Nyako also described the controversial tenure elongation for the party’s national chairman, John Odigie-Oyegun and other states executives, as death sentence for the party if urgent action is not taken to address the illegalities and impunities going on in the party.
He spoke in Yola, yesterday, while addressing hundreds of APC supporters at his residence.
The former governor said APC has lost moral grounds to speak on due process, rule of law, enforcement of democratic norms and culture.
He contended that the only way out of the controversies surrounding the tenure elongation is for a convention to be organised. Nyako said anything outside this would not work.
According to him, the actions of those who feel the party is their private estate will not make APC move forward.
“Even if a mechanic takes APC to court today over the unconstitutional and undemocratic tenure extension of party officials, it is very clear that the court can lock the national secretariat of the party. If there is no convention in APC before the general elections, the party may become a spectator instead of a participant,” he warned.

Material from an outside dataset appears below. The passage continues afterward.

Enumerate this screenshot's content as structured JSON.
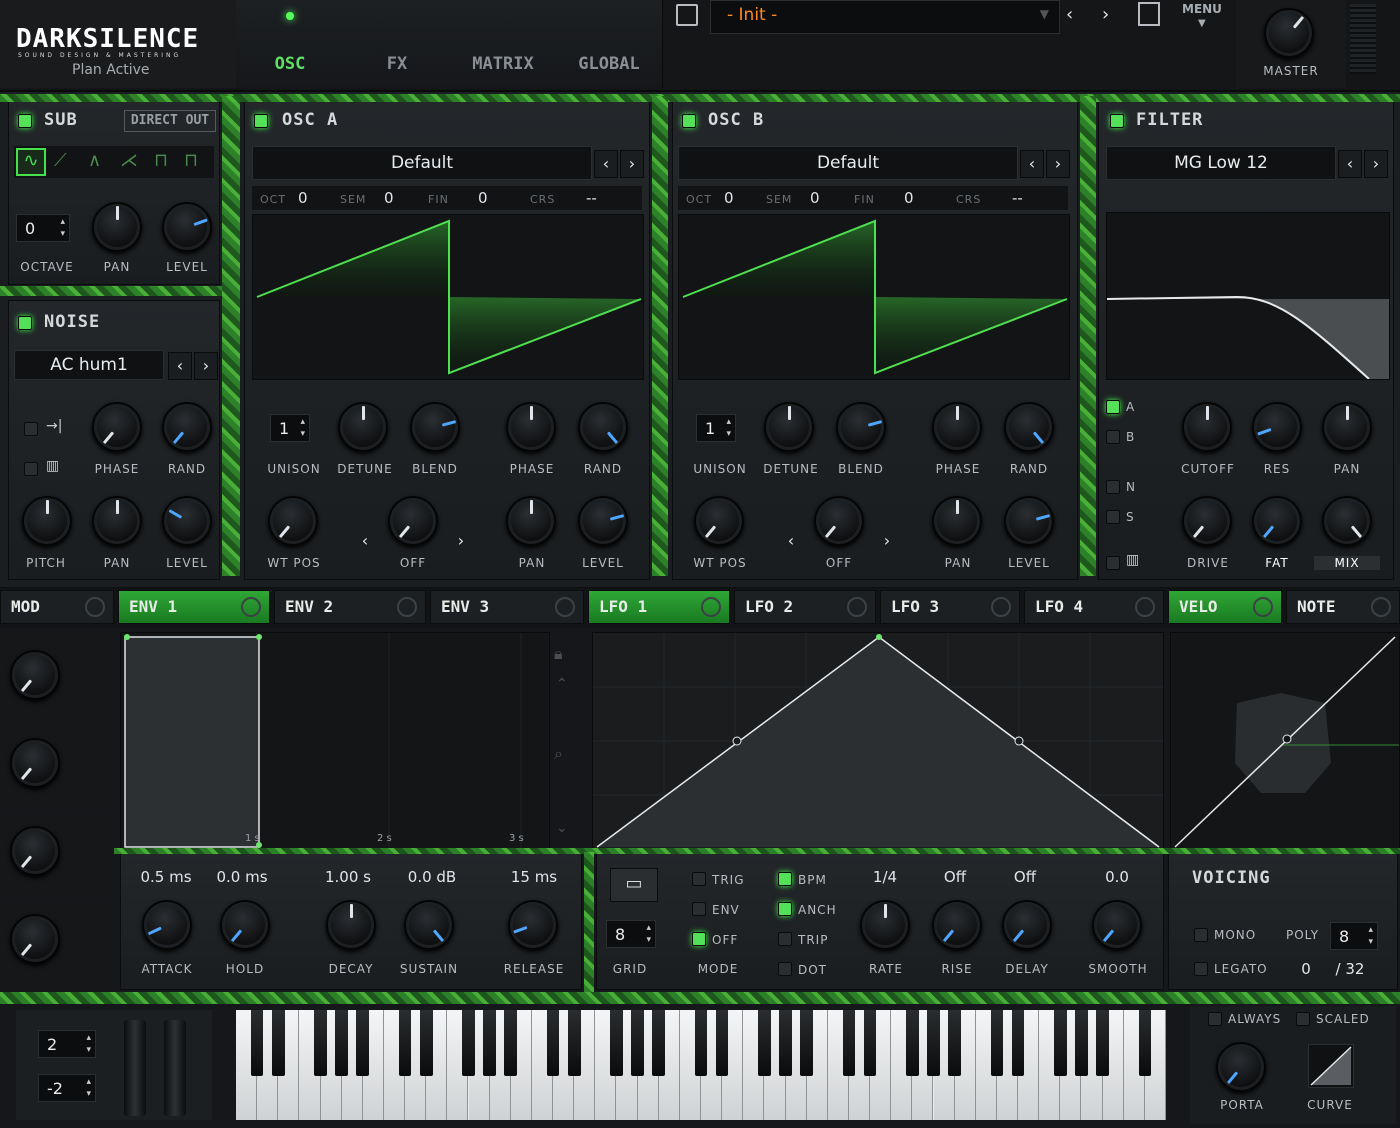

While emphasising that only fairness, legality, justice and the rule of law can sustain the APC ahead of the 2019 general elections, Nyako urged his party to learn from what led to the defeat of the Peoples Democratic Party (PDP) during the 2015 general elections and retrace its steps before it is too late.
He regretted the actions of some Nigerian leaders, stressing that: “Some of our political leaders seem to take ‘Ogogoro’ before taking action or making public statements on important issues, because some of their statements do not reflect or contain any reasonable sense.”